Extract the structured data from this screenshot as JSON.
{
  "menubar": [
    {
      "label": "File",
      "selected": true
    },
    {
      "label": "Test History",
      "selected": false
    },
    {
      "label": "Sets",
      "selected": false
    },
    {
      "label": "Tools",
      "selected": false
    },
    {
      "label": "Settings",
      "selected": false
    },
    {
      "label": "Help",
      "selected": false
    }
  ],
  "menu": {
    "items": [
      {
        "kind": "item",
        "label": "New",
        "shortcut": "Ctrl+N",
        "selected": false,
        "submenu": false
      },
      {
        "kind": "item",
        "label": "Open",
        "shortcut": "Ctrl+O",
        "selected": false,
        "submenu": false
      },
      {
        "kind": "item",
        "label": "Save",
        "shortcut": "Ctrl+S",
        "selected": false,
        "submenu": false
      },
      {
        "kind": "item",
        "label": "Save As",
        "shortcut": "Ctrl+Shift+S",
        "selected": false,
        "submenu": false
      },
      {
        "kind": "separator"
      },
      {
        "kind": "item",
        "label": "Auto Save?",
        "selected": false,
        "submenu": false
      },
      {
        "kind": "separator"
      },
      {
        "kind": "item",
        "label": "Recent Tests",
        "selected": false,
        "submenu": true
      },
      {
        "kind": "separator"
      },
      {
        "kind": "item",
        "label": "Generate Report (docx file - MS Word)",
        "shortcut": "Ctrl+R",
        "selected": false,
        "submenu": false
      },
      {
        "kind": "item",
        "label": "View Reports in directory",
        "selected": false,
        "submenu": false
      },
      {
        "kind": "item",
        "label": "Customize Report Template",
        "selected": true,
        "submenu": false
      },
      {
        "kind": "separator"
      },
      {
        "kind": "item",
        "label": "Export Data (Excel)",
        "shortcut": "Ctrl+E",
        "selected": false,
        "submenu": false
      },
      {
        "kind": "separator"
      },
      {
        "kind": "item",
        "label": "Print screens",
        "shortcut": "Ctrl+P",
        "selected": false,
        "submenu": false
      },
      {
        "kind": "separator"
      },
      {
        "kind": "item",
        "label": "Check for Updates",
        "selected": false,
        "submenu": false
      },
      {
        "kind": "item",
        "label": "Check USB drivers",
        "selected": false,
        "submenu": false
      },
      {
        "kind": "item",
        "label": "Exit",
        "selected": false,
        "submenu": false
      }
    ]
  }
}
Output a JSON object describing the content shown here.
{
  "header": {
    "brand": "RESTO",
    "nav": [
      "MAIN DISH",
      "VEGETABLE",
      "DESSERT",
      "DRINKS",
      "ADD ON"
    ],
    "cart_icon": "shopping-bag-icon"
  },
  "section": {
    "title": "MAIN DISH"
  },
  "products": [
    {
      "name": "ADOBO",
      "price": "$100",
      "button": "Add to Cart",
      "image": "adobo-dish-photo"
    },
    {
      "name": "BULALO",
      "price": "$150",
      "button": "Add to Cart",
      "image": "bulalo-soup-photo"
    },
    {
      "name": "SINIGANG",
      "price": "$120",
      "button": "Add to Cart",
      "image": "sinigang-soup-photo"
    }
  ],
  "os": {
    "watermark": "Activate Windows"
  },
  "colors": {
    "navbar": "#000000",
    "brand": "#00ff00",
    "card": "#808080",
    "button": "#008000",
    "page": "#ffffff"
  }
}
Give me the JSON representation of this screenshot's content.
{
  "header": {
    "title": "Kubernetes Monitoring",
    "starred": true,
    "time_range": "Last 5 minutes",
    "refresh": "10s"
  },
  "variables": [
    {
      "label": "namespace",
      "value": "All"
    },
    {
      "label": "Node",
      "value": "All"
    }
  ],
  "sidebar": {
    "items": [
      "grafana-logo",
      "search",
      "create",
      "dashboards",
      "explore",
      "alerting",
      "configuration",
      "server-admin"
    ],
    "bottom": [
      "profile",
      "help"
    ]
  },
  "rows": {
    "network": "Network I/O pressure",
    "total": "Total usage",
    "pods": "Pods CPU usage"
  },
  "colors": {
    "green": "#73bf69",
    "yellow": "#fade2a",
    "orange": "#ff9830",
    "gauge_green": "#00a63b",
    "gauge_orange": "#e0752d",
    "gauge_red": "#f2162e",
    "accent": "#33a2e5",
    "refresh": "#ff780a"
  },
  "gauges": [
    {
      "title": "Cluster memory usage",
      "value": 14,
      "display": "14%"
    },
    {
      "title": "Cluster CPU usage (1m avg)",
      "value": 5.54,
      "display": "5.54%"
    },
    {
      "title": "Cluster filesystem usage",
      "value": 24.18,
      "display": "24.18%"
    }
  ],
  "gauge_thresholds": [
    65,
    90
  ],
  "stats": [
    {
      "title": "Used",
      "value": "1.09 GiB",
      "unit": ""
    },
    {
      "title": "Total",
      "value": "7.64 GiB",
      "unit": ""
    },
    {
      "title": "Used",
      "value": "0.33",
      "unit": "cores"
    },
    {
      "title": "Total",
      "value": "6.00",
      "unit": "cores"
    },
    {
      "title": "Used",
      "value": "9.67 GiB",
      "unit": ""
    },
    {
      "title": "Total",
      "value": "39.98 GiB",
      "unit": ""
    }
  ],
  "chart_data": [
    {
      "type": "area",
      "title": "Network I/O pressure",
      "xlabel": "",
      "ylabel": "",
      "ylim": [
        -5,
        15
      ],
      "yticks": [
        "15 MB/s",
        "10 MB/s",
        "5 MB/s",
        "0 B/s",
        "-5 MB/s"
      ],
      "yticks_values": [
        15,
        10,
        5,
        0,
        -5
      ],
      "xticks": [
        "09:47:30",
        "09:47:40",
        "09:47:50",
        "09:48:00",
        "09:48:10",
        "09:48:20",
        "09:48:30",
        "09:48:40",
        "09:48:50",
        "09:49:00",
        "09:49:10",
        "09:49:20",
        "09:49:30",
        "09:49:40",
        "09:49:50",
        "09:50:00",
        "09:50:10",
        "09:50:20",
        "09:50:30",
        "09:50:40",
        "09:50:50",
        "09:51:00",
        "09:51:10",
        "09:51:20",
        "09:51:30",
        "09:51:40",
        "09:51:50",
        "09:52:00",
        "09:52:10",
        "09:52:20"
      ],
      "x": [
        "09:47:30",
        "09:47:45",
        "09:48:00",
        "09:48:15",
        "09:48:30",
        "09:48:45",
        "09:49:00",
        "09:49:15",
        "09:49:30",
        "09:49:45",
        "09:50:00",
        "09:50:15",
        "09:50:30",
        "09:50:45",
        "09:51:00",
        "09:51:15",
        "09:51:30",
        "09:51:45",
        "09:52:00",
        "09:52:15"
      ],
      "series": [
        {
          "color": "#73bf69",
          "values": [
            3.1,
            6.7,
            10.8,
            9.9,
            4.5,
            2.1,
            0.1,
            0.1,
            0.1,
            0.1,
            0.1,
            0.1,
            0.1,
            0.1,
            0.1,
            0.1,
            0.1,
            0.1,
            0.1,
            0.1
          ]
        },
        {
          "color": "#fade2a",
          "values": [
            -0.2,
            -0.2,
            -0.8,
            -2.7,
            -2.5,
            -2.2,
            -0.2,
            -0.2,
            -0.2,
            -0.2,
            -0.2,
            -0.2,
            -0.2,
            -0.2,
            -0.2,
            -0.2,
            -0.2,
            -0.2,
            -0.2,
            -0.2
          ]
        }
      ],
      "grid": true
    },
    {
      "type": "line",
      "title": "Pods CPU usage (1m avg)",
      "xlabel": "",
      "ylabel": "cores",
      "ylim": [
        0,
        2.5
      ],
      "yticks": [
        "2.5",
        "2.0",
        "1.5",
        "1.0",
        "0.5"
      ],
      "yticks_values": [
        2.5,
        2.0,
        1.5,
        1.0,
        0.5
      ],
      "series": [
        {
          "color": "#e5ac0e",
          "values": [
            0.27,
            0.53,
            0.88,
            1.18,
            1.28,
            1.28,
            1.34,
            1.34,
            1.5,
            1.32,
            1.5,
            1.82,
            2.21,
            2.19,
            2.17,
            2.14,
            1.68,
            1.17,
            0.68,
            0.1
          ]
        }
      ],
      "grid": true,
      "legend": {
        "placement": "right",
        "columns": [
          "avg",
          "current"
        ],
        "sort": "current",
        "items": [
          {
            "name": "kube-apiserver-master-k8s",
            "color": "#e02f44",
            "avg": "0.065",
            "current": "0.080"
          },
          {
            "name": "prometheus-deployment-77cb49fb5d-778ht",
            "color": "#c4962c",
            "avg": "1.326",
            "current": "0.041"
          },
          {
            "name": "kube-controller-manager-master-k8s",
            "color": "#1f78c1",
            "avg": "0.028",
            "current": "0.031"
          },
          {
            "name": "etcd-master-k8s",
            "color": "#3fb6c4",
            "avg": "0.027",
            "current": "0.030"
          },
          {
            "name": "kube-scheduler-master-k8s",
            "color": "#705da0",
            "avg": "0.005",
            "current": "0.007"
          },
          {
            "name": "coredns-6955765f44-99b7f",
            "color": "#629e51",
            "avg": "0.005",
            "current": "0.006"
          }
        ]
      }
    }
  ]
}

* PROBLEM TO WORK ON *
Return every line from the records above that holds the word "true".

* EXERCISE SOLUTION *
      "selected": true
        "submenu": true
        "selected": true,
    "starred": true,
      "grid": true
      "grid": true,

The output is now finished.